- WHAT TO PRODUCE -
In your copy of the data, include no pictures and alter nothing else.

- EXTRACTED INFORMATION -
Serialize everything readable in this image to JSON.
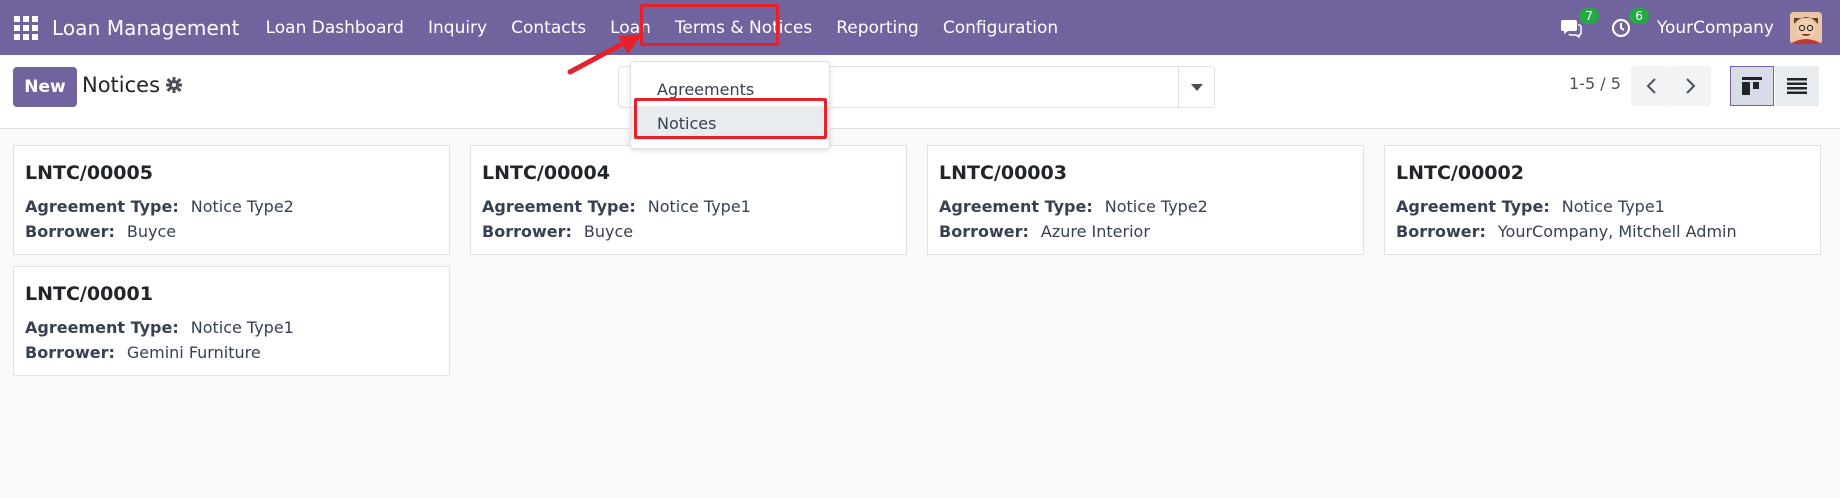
{
  "navbar": {
    "brand": "Loan Management",
    "items": [
      {
        "label": "Loan Dashboard"
      },
      {
        "label": "Inquiry"
      },
      {
        "label": "Contacts"
      },
      {
        "label": "Loan"
      },
      {
        "label": "Terms & Notices"
      },
      {
        "label": "Reporting"
      },
      {
        "label": "Configuration"
      }
    ],
    "messages_badge": "7",
    "activities_badge": "6",
    "company": "YourCompany"
  },
  "control": {
    "new_label": "New",
    "title": "Notices",
    "pager": "1-5 / 5"
  },
  "dropdown": {
    "items": [
      {
        "label": "Agreements"
      },
      {
        "label": "Notices"
      }
    ]
  },
  "cards": [
    {
      "ref": "LNTC/00005",
      "type_label": "Agreement Type:",
      "type": "Notice Type2",
      "borrower_label": "Borrower:",
      "borrower": "Buyce"
    },
    {
      "ref": "LNTC/00004",
      "type_label": "Agreement Type:",
      "type": "Notice Type1",
      "borrower_label": "Borrower:",
      "borrower": "Buyce"
    },
    {
      "ref": "LNTC/00003",
      "type_label": "Agreement Type:",
      "type": "Notice Type2",
      "borrower_label": "Borrower:",
      "borrower": "Azure Interior"
    },
    {
      "ref": "LNTC/00002",
      "type_label": "Agreement Type:",
      "type": "Notice Type1",
      "borrower_label": "Borrower:",
      "borrower": "YourCompany, Mitchell Admin"
    },
    {
      "ref": "LNTC/00001",
      "type_label": "Agreement Type:",
      "type": "Notice Type1",
      "borrower_label": "Borrower:",
      "borrower": "Gemini Furniture"
    }
  ],
  "colors": {
    "brand": "#71639e",
    "annotation": "#e8202a",
    "badge": "#28a745"
  }
}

- REPLY -
Serialize everything readable in this image to JSON.
{
  "navbar": {
    "brand": "Loan Management",
    "items": [
      {
        "label": "Loan Dashboard"
      },
      {
        "label": "Inquiry"
      },
      {
        "label": "Contacts"
      },
      {
        "label": "Loan"
      },
      {
        "label": "Terms & Notices"
      },
      {
        "label": "Reporting"
      },
      {
        "label": "Configuration"
      }
    ],
    "messages_badge": "7",
    "activities_badge": "6",
    "company": "YourCompany"
  },
  "control": {
    "new_label": "New",
    "title": "Notices",
    "pager": "1-5 / 5"
  },
  "dropdown": {
    "items": [
      {
        "label": "Agreements"
      },
      {
        "label": "Notices"
      }
    ]
  },
  "cards": [
    {
      "ref": "LNTC/00005",
      "type_label": "Agreement Type:",
      "type": "Notice Type2",
      "borrower_label": "Borrower:",
      "borrower": "Buyce"
    },
    {
      "ref": "LNTC/00004",
      "type_label": "Agreement Type:",
      "type": "Notice Type1",
      "borrower_label": "Borrower:",
      "borrower": "Buyce"
    },
    {
      "ref": "LNTC/00003",
      "type_label": "Agreement Type:",
      "type": "Notice Type2",
      "borrower_label": "Borrower:",
      "borrower": "Azure Interior"
    },
    {
      "ref": "LNTC/00002",
      "type_label": "Agreement Type:",
      "type": "Notice Type1",
      "borrower_label": "Borrower:",
      "borrower": "YourCompany, Mitchell Admin"
    },
    {
      "ref": "LNTC/00001",
      "type_label": "Agreement Type:",
      "type": "Notice Type1",
      "borrower_label": "Borrower:",
      "borrower": "Gemini Furniture"
    }
  ],
  "colors": {
    "brand": "#71639e",
    "annotation": "#e8202a",
    "badge": "#28a745"
  }
}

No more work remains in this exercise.